> [Task directions]:
In the material below, the lines to repeat exactly run from the one containing "Transcribe this image's" to the very last line, both included.

> [Data listing]:

****

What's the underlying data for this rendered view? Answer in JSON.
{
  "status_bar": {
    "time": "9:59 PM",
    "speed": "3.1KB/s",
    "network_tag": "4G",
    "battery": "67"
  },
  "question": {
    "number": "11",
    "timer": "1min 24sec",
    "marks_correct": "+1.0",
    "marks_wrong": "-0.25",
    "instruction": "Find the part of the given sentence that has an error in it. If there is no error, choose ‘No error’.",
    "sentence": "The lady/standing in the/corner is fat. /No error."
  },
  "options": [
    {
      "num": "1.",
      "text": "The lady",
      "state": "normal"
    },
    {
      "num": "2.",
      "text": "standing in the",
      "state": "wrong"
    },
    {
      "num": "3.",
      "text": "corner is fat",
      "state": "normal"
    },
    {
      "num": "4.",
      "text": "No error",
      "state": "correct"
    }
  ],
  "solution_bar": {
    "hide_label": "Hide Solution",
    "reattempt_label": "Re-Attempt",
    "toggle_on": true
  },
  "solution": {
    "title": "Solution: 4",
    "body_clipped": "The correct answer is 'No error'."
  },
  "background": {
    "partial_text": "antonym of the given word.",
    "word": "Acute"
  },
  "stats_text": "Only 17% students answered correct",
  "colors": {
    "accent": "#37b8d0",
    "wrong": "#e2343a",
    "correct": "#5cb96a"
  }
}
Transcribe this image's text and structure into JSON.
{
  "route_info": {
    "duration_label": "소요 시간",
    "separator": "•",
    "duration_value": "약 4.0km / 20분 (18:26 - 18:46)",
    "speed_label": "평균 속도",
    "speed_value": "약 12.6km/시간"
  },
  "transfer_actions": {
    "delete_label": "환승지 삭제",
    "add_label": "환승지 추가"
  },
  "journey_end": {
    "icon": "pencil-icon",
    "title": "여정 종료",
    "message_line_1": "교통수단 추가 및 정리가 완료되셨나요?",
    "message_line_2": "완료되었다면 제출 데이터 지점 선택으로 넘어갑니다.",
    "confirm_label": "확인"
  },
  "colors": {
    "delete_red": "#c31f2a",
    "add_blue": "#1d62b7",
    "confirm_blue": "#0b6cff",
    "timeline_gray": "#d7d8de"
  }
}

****

> [The answer]:
Transcribe this image's text and structure into JSON.
{
  "route_info": {
    "duration_label": "소요 시간",
    "separator": "•",
    "duration_value": "약 4.0km / 20분 (18:26 - 18:46)",
    "speed_label": "평균 속도",
    "speed_value": "약 12.6km/시간"
  },
  "transfer_actions": {
    "delete_label": "환승지 삭제",
    "add_label": "환승지 추가"
  },
  "journey_end": {
    "icon": "pencil-icon",
    "title": "여정 종료",
    "message_line_1": "교통수단 추가 및 정리가 완료되셨나요?",
    "message_line_2": "완료되었다면 제출 데이터 지점 선택으로 넘어갑니다.",
    "confirm_label": "확인"
  },
  "colors": {
    "delete_red": "#c31f2a",
    "add_blue": "#1d62b7",
    "confirm_blue": "#0b6cff",
    "timeline_gray": "#d7d8de"
  }
}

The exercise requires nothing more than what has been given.